PROBLEM: Please tally the lines of the listing that hold the string "Trump", and reply with that total only.

DATA EXTRACTS:
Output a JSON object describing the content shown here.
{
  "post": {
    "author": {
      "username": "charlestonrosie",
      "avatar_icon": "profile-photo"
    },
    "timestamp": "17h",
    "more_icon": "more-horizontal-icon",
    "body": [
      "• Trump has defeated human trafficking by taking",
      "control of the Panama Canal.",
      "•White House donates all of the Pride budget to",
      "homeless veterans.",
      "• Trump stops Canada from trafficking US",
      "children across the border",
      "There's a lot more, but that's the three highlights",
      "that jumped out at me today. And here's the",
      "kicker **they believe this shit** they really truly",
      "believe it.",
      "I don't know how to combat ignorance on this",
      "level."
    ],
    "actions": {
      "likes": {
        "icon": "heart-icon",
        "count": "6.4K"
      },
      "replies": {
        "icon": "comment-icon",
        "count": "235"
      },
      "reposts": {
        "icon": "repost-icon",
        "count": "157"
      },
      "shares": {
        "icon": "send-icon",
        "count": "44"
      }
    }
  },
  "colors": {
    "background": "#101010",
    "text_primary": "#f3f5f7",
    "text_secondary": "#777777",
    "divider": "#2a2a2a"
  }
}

REPLY TO THE EXERCISE: 2